### The fan "theorem"

The fan theorem is a theorem of Brouwer's original intuitionistic analysis, which follows from the principle of bar induction. In a classical setting it is also a theorem, thanks to the principle of excluded middle.

In constructive type theory it is not a theorem (yet), although by adding a principle of bar induction we can formally prove it. (see http://www.brics.dk/RS/98/39/BRICS-RS-98-39.ps.gz)

My interest in the fan theorem comes from some specific places where it appears, like the completeness theorem of Wim Veldman or giving type-theoretical explanation to backtracking. Hence I am interested in specific instances of it and their computational contents.

I was wondering what is the problem with the general formulation however and that is why I tried to express it in Coq, for the particular fan Cantor space. It boils down to giving a proof of the following:

B : (nat -> option bool) -> Prop

bB : forall a : nat -> bool, exists l : nat, B (IS a l)

mB : forall (a : nat -> bool) (l : nat), B (IS a l) -> B (IS a (S l))

============================

exists n : nat, forall a : nat -> bool, B (IS a n)

In constructive type theory it is not a theorem (yet), although by adding a principle of bar induction we can formally prove it. (see http://www.brics.dk/RS/98/39/BRICS-RS-98-39.ps.gz)

My interest in the fan theorem comes from some specific places where it appears, like the completeness theorem of Wim Veldman or giving type-theoretical explanation to backtracking. Hence I am interested in specific instances of it and their computational contents.

I was wondering what is the problem with the general formulation however and that is why I tried to express it in Coq, for the particular fan Cantor space. It boils down to giving a proof of the following:

B : (nat -> option bool) -> Prop

bB : forall a : nat -> bool, exists l : nat, B (IS a l)

mB : forall (a : nat -> bool) (l : nat), B (IS a l) -> B (IS a (S l))

============================

exists n : nat, forall a : nat -> bool, B (IS a n)

speleologicthe coq code with some definitionsA spread is a tree where all branches have infinite height. There

is no restriction on the number of subbranches at each node. (That

"branches have infinite hight" means that whenever you have

aconcrete finite branch then there is at least one branch in the

spread of which it is an initial segment.)

A fan is a spread where at each node there are finitelly many

subbranches.

A bar on a spread is a collection of finite branches, such that for

each branch of the spread, we have an initial segment of the branch

belonging to the bar.
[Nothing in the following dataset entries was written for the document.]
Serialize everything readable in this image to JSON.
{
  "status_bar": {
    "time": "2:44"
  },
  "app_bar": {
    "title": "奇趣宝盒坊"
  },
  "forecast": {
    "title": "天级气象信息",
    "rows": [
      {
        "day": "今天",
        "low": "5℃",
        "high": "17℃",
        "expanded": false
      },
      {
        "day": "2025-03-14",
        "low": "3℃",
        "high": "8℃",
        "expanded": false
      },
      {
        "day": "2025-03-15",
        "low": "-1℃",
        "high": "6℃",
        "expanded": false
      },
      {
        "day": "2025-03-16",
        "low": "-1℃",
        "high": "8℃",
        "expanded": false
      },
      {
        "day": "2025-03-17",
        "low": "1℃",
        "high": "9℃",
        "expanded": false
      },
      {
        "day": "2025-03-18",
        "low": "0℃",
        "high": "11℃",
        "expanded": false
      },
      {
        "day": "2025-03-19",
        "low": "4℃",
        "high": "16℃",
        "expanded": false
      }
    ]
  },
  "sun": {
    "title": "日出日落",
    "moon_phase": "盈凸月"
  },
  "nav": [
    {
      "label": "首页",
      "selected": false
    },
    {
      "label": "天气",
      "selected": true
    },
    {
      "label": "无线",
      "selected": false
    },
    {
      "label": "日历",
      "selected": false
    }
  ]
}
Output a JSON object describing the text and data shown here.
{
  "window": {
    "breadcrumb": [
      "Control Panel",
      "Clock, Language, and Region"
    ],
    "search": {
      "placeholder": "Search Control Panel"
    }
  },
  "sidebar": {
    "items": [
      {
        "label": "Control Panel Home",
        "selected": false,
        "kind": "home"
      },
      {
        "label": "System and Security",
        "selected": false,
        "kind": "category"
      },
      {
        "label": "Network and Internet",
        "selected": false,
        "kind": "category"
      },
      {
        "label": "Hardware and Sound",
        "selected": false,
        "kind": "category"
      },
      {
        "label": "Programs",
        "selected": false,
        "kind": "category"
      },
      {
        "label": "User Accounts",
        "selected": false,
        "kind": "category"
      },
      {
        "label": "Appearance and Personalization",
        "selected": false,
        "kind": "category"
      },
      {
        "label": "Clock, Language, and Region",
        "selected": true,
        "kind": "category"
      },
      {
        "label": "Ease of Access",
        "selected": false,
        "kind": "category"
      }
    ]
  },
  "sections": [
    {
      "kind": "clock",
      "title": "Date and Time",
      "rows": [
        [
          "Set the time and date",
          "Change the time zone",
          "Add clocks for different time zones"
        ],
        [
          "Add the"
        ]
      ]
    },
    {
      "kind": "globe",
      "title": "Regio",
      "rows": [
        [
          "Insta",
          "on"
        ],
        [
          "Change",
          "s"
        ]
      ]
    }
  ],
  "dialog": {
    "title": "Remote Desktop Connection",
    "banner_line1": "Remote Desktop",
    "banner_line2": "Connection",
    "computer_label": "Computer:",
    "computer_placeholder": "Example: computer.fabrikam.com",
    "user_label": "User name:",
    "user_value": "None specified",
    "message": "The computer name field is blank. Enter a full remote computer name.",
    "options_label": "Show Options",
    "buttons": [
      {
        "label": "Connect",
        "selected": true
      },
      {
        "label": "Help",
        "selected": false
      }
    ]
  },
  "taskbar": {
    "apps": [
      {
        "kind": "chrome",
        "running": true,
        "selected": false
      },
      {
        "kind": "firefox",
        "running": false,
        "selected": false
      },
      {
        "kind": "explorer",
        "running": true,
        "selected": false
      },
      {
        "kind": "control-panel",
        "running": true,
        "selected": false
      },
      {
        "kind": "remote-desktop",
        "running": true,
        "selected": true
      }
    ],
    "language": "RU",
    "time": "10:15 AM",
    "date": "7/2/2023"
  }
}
A bar is monotone when any extension of a

branch inside the bar is also in the bar.

The fan theorem says: Give me a fan and give me a monotone bar, and

I will give you a number n such that all initial segments of the

fan with length n belong to the bar.

*)

Require Import Compare_dec.

Definition Baire := (nat->nat)->Prop.

Definition Cantor := (nat->bool)->Prop.

(** The fan theorem for Cantor space seen as a fan *)

Section Cantor_fan.

(** (computing) an initial segment of a branch in Cantor space *)

Definition IS (a:nat->bool)(l:nat)(n:nat) : option bool :=

if (leb n l) then (Some (a n)) else None.

Eval compute in (IS (leb 0) 5 0).

Eval compute in (IS (leb 0) 5 1).

Eval compute in (IS (leb 0) 5 5).

Eval compute in (IS (leb 0) 5 6).

Definition bar (B:(nat->option bool)->Prop) :=

forall (a:nat->bool), exists l:nat, B (IS a l).

Definition monotone (B:(nat->option bool)->Prop) :=

forall (a:nat->bool)(l:nat), B (IS a l) -> B (IS a (S l)).

Theorem fanthm : forall B, bar B -> monotone B ->

exists n, forall (a:nat->bool), B (IS a n).

Proof.

intros B bB mB.

red in bB, mB.

(* how on earth can we produce a witnessing n? does having more

information about B help? like a definition of a B coming from

an actually use of the fan theorem in a concrete context. *)

Qed.

End Cantor_fan.